- **Required work**: Read the entries below and pull out each line with the string "Directory".

*** Information supplied Section Begins ***

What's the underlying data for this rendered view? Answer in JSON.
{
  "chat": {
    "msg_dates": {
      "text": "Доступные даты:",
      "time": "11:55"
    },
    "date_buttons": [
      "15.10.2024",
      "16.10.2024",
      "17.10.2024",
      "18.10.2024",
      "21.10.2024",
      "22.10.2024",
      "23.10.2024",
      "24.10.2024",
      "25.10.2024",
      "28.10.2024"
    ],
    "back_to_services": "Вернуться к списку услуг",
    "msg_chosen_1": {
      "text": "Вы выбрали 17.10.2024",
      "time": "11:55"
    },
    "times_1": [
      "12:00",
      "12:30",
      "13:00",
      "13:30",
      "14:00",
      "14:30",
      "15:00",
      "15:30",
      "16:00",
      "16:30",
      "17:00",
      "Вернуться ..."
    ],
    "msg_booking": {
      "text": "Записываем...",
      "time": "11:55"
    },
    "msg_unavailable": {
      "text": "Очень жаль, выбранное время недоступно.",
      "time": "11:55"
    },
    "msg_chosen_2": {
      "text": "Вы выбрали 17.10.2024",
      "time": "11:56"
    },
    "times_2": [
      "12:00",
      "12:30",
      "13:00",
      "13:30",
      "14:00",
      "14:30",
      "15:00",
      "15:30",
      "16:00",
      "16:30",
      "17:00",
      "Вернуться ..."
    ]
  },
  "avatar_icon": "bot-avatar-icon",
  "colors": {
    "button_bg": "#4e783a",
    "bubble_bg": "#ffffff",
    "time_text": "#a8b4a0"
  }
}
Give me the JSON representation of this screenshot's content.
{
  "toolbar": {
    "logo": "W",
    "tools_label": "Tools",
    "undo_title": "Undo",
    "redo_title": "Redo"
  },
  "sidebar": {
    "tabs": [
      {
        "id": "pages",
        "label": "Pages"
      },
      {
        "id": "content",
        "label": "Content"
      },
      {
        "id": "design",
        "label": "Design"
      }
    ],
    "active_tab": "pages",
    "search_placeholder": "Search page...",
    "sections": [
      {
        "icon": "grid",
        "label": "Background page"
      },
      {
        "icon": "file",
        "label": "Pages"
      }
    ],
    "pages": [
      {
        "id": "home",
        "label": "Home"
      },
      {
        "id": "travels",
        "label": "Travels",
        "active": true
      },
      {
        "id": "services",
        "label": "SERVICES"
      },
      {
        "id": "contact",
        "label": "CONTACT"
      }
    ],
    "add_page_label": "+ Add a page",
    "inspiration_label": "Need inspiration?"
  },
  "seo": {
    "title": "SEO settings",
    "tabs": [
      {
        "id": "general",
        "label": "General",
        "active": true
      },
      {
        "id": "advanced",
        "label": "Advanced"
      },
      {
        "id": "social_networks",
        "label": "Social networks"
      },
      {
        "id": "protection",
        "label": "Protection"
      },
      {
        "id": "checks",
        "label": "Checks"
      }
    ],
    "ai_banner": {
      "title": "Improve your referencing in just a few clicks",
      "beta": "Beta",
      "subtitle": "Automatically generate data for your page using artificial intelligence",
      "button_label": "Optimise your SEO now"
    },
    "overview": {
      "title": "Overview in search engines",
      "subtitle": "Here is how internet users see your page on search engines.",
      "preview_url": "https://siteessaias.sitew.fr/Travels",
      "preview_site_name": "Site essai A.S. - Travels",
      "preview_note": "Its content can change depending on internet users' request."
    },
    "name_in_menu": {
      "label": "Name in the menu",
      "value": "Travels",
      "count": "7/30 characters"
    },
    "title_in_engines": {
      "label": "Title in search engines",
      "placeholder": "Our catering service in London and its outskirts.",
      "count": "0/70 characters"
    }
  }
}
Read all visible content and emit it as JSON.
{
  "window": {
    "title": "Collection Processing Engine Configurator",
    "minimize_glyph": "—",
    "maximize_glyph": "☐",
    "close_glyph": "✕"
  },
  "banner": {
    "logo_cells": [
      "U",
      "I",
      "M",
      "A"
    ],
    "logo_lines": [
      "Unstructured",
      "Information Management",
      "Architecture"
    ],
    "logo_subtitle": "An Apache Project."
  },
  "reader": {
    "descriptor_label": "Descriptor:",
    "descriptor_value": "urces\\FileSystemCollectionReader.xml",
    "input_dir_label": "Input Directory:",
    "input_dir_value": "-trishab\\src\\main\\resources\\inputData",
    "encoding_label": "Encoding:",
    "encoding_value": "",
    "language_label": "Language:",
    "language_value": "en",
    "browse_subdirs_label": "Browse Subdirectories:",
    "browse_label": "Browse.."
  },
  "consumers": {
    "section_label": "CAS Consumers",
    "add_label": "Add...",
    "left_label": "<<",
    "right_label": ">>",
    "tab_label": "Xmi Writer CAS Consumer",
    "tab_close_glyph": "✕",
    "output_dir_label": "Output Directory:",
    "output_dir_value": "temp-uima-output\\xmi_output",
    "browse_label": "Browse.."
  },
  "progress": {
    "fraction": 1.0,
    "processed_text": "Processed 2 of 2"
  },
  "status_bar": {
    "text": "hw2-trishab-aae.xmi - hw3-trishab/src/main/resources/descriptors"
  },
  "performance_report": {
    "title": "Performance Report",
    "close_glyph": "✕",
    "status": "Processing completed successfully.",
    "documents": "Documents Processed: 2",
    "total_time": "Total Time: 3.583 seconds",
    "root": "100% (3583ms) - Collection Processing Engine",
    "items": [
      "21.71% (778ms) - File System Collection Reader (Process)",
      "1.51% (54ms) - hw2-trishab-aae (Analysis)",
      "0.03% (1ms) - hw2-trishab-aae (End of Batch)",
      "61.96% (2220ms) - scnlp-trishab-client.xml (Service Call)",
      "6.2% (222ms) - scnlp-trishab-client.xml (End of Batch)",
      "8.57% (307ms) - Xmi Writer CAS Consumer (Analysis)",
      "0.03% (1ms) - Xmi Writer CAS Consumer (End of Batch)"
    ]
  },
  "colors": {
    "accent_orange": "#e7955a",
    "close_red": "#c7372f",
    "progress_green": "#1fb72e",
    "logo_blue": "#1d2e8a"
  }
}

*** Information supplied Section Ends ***

- **Your response**:
    "input_dir_label": "Input Directory:",
    "output_dir_label": "Output Directory:",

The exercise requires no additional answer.